What this task involves. Could you copy every line of the data that contains the word "bemutato"?

Records from a data source:
::::

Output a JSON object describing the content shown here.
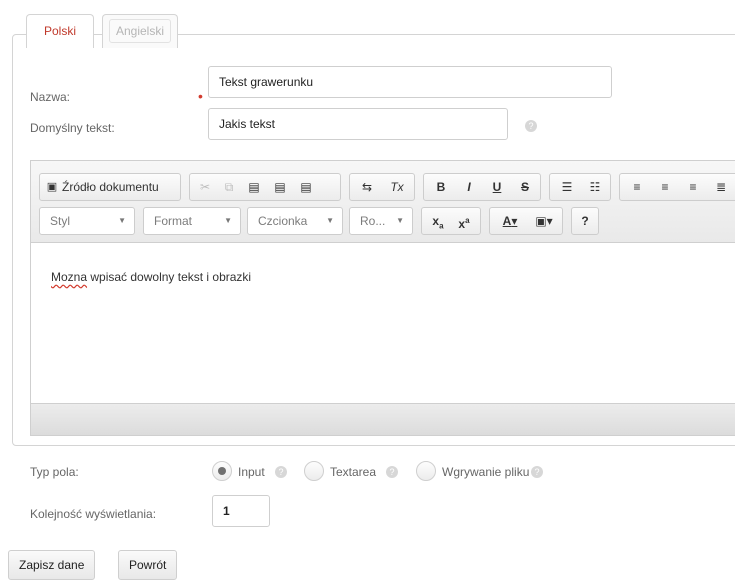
{
  "tabs": {
    "active": "Polski",
    "inactive": "Angielski"
  },
  "form": {
    "name_label": "Nazwa:",
    "name_value": "Tekst grawerunku",
    "required_mark": "•",
    "default_text_label": "Domyślny tekst:",
    "default_text_value": "Jakis tekst",
    "help_glyph": "?"
  },
  "editor": {
    "toolbar": {
      "source_label": "Źródło dokumentu",
      "bold": "B",
      "italic": "I",
      "underline": "U",
      "strike": "S",
      "help": "?",
      "style_label": "Styl",
      "format_label": "Format",
      "font_label": "Czcionka",
      "size_label": "Ro...",
      "text_color": "A",
      "combo_arrow": "▼"
    },
    "content_spell": "Mozna",
    "content_rest": " wpisać dowolny tekst i obrazki"
  },
  "field_type": {
    "label": "Typ pola:",
    "options": [
      {
        "label": "Input",
        "checked": true
      },
      {
        "label": "Textarea",
        "checked": false
      },
      {
        "label": "Wgrywanie pliku",
        "checked": false
      }
    ]
  },
  "order": {
    "label": "Kolejność wyświetlania:",
    "value": "1"
  },
  "buttons": {
    "save": "Zapisz dane",
    "back": "Powrót"
  }
}
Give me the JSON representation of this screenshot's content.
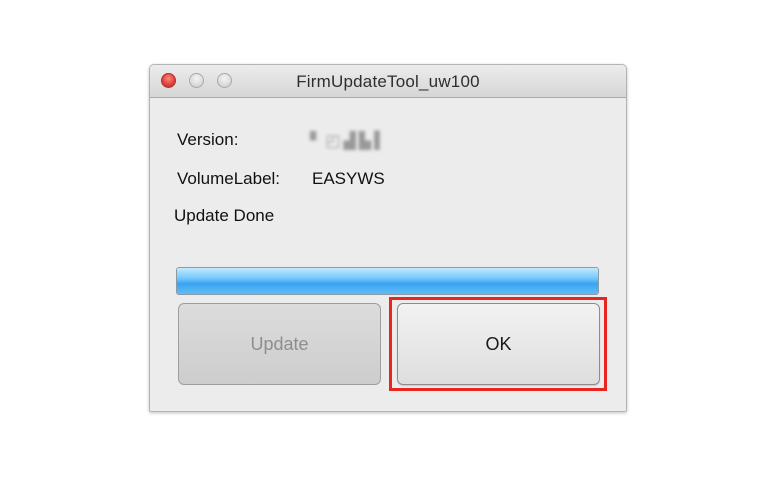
{
  "window": {
    "title": "FirmUpdateTool_uw100"
  },
  "fields": {
    "version_label": "Version:",
    "volume_label": "VolumeLabel:",
    "volume_value": "EASYWS"
  },
  "status": {
    "text": "Update Done"
  },
  "progress": {
    "percent": 100,
    "color": "#4bb3f5"
  },
  "buttons": {
    "update_label": "Update",
    "ok_label": "OK"
  },
  "annotation": {
    "highlight_color": "#e8261f"
  },
  "icons": {
    "close": "close-icon",
    "minimize": "minimize-icon",
    "zoom": "zoom-icon"
  }
}
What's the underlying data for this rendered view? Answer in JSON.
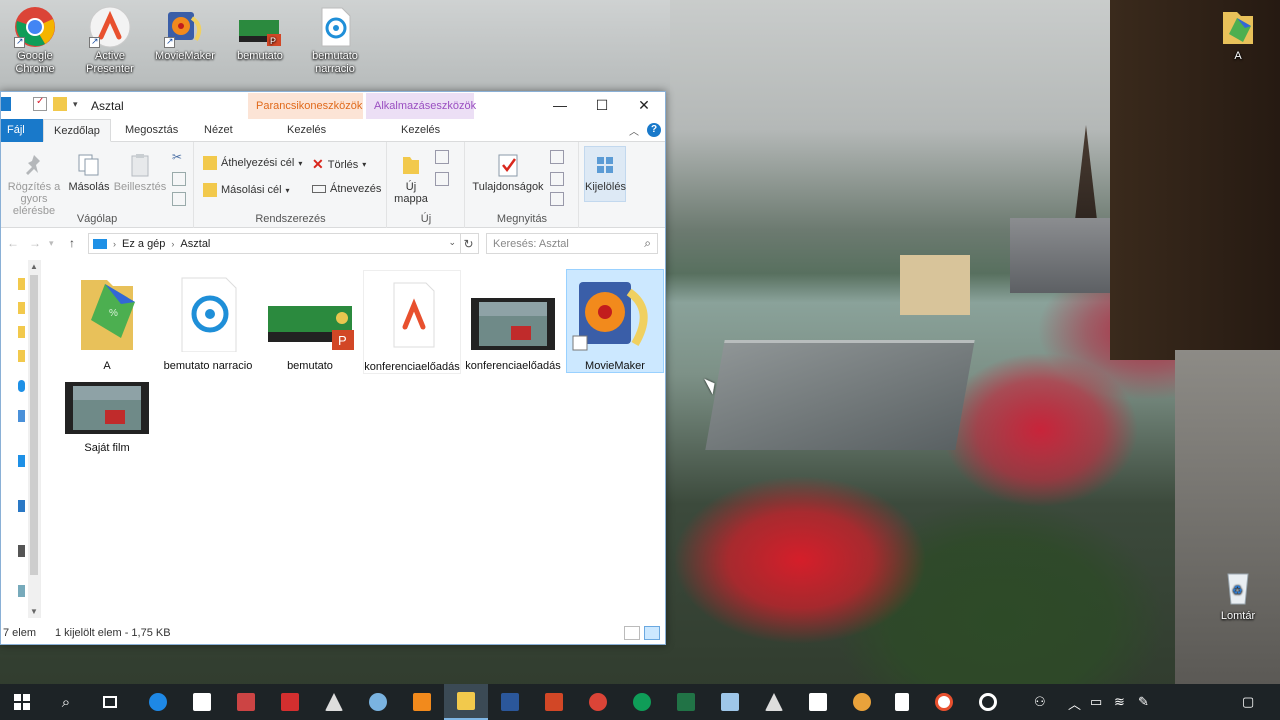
{
  "desktop": {
    "icons": [
      {
        "label": "Google Chrome",
        "icon": "chrome-icon"
      },
      {
        "label": "Active Presenter",
        "icon": "activepresenter-icon"
      },
      {
        "label": "MovieMaker",
        "icon": "moviemaker-icon"
      },
      {
        "label": "bemutato",
        "icon": "powerpoint-file-icon"
      },
      {
        "label": "bemutato narracio",
        "icon": "narration-file-icon"
      },
      {
        "label": "A",
        "icon": "folder-icon"
      },
      {
        "label": "Lomtár",
        "icon": "recycle-bin-icon"
      }
    ]
  },
  "window": {
    "title": "Asztal",
    "context_tabs": [
      "Parancsikoneszközök",
      "Alkalmazáseszközök"
    ],
    "controls": {
      "minimize": "—",
      "maximize": "☐",
      "close": "✕"
    },
    "tabs": [
      "Fájl",
      "Kezdőlap",
      "Megosztás",
      "Nézet",
      "Kezelés",
      "Kezelés"
    ],
    "ribbon": {
      "clipboard": {
        "label": "Vágólap",
        "pin": "Rögzítés a gyors elérésbe",
        "copy": "Másolás",
        "paste": "Beillesztés"
      },
      "organize": {
        "label": "Rendszerezés",
        "move_to": "Áthelyezési cél",
        "copy_to": "Másolási cél",
        "delete": "Törlés",
        "rename": "Átnevezés"
      },
      "new": {
        "label": "Új",
        "new_folder": "Új mappa"
      },
      "open": {
        "label": "Megnyitás",
        "properties": "Tulajdonságok"
      },
      "select": {
        "label": "Kijelölés"
      }
    },
    "address": {
      "path": [
        "Ez a gép",
        "Asztal"
      ],
      "search_placeholder": "Keresés: Asztal"
    },
    "files": [
      {
        "name": "A",
        "type": "folder"
      },
      {
        "name": "bemutato narracio",
        "type": "narration"
      },
      {
        "name": "bemutato",
        "type": "pptx"
      },
      {
        "name": "konferenciaelőadás",
        "type": "ap"
      },
      {
        "name": "konferenciaelőadás",
        "type": "video"
      },
      {
        "name": "MovieMaker",
        "type": "shortcut",
        "selected": true
      },
      {
        "name": "Saját film",
        "type": "video"
      }
    ],
    "status": {
      "count": "7 elem",
      "selection": "1 kijelölt elem - 1,75 KB"
    }
  },
  "colors": {
    "accent": "#1979ca",
    "selection": "#cce8ff",
    "taskbar": "#1d2326"
  }
}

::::

Output of the exercise.
        "label": "bemutato",
        "label": "bemutato narracio",
        "name": "bemutato narracio",
        "name": "bemutato",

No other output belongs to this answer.